• **Try it**
In the entries below, every line that contains "applications" must be located and copied.

======== Material to process ========

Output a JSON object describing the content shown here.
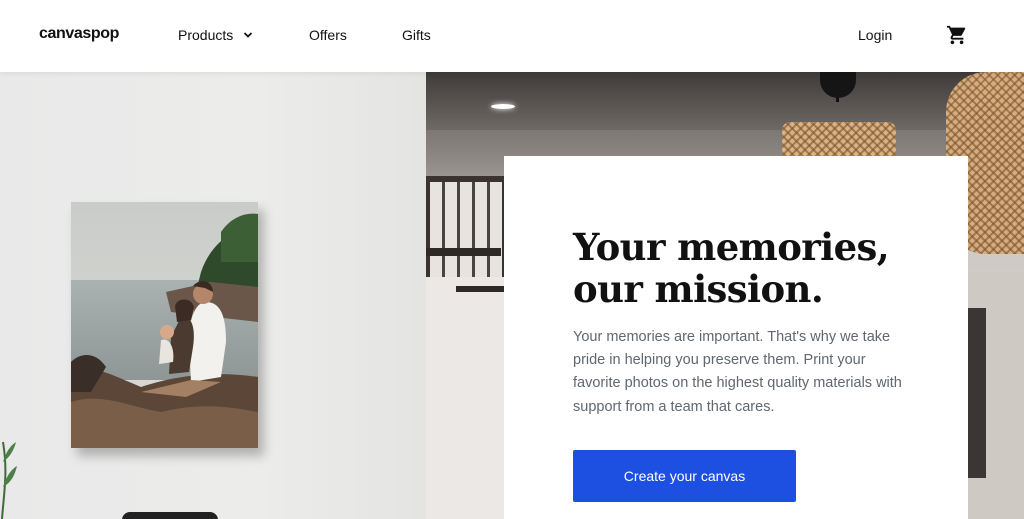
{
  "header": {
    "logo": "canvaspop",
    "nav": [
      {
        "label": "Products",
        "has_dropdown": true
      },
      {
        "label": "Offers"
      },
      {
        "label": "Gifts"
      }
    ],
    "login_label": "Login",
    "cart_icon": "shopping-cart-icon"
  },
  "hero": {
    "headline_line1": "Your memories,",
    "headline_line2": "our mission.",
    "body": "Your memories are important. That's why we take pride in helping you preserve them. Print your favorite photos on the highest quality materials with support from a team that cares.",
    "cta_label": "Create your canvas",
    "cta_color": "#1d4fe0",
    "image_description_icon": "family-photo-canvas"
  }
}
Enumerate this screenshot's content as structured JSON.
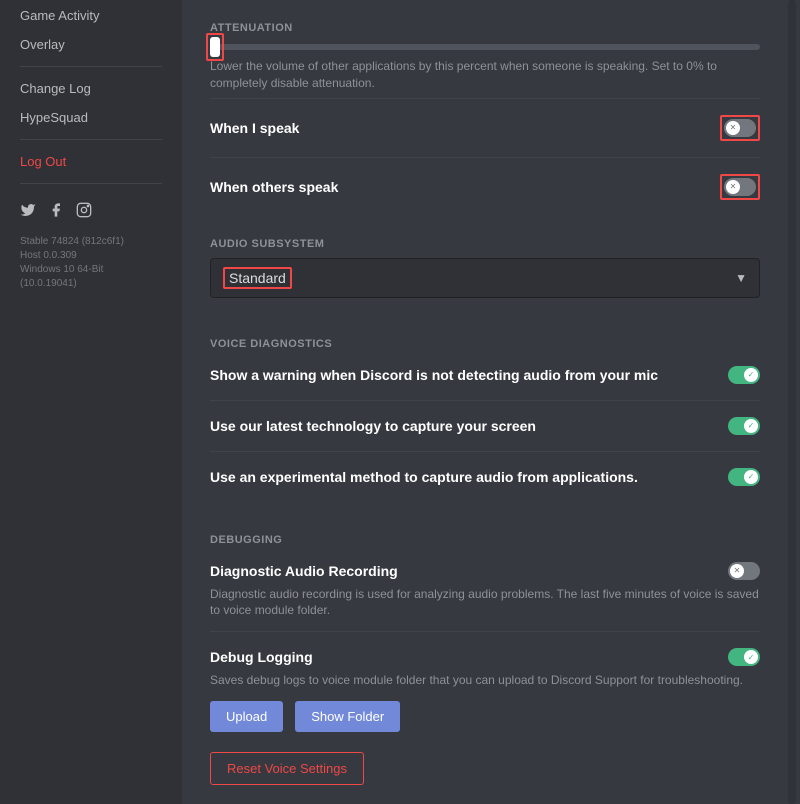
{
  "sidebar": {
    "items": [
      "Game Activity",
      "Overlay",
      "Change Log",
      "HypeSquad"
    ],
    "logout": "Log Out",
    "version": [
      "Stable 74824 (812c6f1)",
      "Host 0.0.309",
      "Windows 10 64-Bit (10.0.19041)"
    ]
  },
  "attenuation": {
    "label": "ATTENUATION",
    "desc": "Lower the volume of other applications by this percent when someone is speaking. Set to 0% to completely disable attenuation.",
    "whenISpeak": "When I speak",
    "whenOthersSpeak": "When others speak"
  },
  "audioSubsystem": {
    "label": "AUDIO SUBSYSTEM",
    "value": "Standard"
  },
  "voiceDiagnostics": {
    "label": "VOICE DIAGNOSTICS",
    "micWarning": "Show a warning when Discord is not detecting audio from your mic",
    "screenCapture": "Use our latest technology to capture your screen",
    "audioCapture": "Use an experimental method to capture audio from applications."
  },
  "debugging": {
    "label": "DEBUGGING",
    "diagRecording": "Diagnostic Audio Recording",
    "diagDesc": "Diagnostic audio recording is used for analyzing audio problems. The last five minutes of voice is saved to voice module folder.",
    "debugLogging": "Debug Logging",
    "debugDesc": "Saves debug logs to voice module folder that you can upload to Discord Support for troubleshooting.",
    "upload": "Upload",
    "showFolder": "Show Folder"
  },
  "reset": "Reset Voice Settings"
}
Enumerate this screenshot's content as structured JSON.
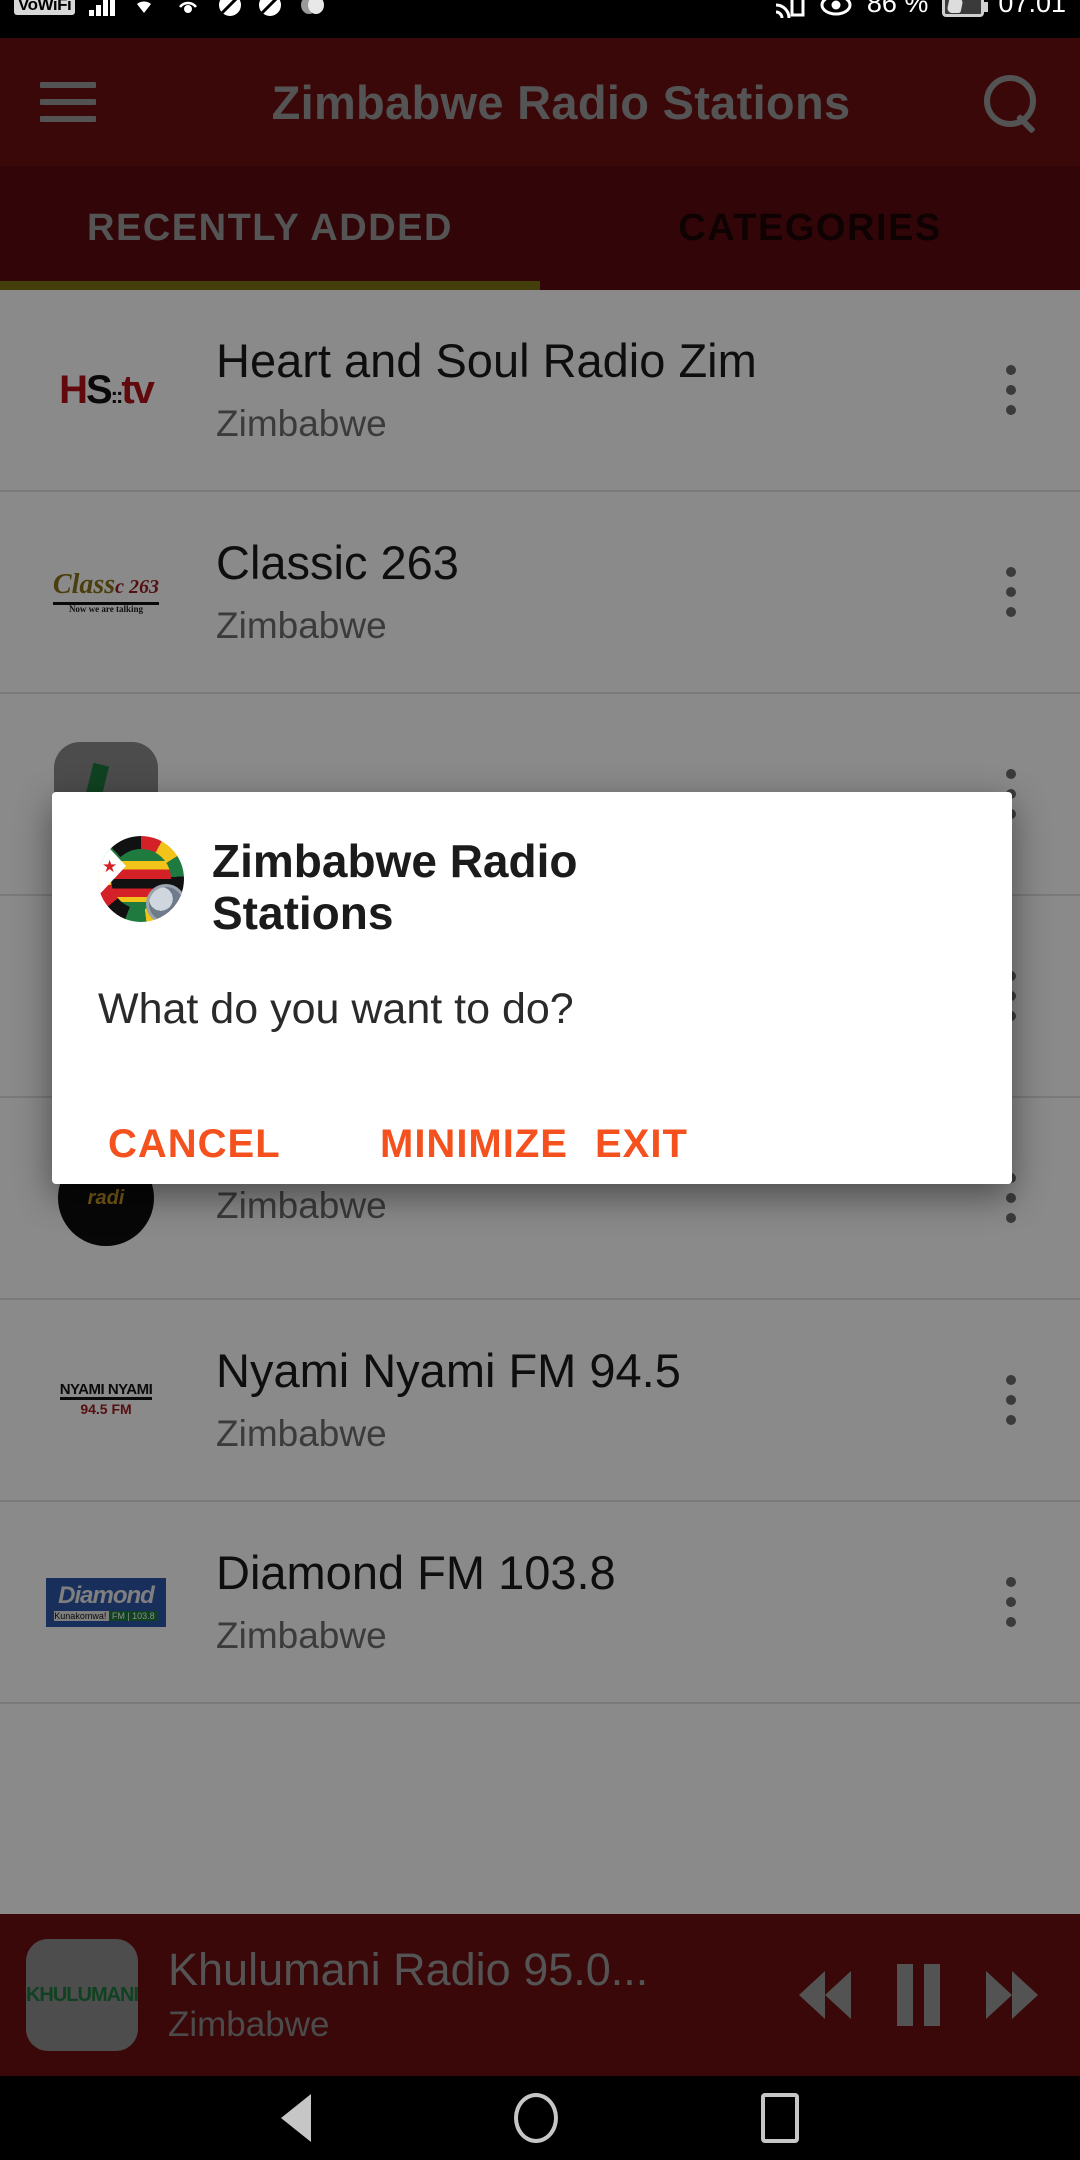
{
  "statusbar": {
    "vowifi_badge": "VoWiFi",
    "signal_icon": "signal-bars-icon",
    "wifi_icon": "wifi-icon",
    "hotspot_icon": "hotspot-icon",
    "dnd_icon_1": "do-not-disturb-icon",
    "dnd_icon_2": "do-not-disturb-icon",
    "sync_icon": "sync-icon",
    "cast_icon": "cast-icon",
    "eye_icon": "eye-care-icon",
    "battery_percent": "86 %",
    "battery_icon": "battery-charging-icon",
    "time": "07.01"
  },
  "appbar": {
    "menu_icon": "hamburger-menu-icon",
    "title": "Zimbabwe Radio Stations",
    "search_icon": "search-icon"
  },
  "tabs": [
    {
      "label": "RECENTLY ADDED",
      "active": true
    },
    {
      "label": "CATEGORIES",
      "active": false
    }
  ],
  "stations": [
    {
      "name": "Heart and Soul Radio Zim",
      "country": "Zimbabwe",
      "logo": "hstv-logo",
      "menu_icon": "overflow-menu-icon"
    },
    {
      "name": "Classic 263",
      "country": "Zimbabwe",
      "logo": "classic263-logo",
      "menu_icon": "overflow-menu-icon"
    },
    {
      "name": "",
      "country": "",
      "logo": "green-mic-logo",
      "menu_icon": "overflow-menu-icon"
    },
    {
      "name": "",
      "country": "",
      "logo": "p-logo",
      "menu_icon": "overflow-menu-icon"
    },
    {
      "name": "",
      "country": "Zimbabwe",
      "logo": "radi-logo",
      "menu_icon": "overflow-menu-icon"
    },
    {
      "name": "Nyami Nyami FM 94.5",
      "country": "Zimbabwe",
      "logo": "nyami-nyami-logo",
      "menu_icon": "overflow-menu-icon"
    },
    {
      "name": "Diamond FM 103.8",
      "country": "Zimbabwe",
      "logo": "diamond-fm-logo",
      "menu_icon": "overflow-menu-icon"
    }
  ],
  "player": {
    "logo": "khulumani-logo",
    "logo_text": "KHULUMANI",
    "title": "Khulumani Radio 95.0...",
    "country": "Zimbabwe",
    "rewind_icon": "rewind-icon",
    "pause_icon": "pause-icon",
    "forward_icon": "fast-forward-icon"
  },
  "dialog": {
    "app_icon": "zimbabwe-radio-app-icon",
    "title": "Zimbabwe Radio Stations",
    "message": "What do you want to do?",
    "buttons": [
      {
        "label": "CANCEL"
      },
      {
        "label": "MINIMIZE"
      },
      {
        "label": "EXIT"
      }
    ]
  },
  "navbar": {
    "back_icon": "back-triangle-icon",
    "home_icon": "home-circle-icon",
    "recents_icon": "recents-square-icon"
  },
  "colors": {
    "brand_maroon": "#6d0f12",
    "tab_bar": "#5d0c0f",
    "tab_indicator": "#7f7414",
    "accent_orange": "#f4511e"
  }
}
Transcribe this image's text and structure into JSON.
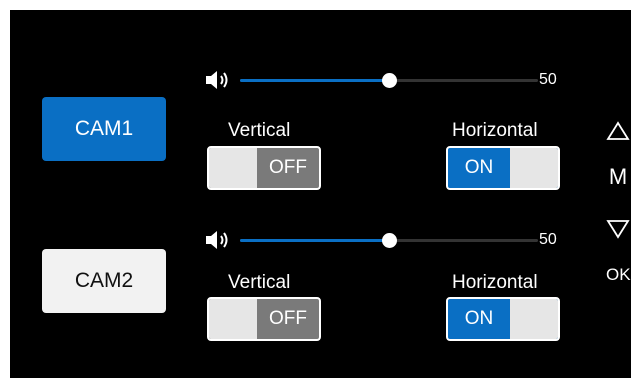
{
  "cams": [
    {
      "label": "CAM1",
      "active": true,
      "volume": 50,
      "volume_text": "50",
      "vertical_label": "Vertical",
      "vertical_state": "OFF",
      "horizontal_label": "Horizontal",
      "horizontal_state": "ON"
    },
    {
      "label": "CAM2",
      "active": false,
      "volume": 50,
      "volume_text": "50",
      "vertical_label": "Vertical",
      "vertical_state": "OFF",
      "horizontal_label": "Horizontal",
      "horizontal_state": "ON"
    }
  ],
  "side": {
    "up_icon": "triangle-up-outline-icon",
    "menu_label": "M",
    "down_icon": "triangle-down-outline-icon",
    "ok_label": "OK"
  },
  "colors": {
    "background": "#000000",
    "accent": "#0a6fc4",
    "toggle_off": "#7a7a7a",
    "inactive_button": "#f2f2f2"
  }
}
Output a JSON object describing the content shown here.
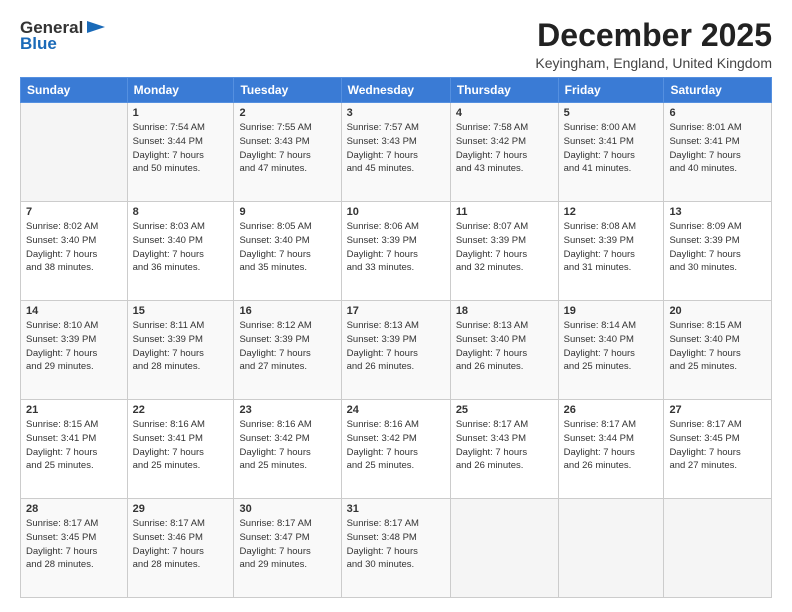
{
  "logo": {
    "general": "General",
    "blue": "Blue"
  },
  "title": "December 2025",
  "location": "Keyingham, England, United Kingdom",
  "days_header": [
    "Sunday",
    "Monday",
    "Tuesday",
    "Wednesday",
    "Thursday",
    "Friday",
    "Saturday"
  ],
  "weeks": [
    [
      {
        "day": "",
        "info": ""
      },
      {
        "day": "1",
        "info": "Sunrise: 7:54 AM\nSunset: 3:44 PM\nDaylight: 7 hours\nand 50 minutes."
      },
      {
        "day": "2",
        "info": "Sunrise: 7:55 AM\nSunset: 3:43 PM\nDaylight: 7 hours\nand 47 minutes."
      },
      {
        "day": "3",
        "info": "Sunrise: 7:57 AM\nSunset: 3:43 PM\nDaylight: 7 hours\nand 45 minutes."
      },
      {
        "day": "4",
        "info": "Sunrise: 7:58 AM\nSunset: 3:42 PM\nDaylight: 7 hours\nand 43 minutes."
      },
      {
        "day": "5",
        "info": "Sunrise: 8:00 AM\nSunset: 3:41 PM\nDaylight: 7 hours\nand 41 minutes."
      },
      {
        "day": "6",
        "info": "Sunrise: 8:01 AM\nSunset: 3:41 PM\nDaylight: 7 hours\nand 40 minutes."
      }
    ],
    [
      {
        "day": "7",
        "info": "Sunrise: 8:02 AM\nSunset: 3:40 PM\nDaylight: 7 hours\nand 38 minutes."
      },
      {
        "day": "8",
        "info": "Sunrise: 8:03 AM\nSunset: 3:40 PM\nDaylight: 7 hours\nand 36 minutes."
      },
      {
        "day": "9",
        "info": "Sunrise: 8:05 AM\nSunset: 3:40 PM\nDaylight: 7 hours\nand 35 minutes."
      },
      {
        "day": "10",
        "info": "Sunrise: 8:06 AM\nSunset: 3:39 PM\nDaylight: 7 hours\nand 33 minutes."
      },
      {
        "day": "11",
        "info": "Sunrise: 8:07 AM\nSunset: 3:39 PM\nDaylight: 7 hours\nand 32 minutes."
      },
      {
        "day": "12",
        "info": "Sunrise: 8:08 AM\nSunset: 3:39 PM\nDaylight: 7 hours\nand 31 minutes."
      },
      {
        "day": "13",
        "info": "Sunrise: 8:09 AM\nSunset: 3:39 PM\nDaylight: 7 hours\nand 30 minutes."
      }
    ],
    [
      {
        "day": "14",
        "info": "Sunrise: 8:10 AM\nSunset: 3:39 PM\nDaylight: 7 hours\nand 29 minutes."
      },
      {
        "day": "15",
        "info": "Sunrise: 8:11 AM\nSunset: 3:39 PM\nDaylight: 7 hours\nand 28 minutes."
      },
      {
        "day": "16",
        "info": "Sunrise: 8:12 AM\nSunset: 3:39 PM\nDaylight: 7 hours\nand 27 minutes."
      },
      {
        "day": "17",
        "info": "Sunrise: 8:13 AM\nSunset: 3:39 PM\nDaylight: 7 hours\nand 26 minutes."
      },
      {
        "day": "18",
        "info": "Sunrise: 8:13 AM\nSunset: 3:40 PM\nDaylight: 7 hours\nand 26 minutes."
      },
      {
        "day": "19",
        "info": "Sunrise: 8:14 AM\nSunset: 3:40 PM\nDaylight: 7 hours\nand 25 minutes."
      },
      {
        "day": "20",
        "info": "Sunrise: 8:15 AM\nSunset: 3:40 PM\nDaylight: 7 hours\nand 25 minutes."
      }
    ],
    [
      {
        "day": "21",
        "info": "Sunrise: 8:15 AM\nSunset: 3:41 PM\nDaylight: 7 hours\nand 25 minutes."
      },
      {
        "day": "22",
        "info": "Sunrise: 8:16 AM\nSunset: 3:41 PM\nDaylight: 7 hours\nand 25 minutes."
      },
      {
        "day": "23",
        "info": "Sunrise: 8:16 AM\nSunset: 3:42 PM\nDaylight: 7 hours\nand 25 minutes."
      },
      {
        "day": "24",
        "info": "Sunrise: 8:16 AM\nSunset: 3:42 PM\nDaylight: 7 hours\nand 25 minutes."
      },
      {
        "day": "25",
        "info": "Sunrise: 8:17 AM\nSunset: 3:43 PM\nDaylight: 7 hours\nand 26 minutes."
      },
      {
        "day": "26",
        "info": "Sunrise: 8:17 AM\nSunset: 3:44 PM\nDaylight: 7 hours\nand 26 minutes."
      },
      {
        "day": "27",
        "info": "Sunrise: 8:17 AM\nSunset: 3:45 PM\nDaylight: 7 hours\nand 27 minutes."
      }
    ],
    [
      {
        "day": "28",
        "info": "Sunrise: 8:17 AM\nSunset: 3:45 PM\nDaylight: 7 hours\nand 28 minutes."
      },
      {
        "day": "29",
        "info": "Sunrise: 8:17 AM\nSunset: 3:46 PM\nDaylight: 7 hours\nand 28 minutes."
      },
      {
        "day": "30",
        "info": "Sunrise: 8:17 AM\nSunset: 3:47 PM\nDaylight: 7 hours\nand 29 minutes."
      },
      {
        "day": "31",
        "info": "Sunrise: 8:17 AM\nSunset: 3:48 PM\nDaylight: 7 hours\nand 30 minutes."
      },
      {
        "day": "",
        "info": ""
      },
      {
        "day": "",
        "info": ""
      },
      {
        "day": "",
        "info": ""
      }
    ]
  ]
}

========

• **Result of this exercise**
    "desc": "Lower the volume of other applications by this percent when someone is speaking. Set to 0% to completely disable attenuation.",
    "audioCapture": "Use an experimental method to capture audio from applications."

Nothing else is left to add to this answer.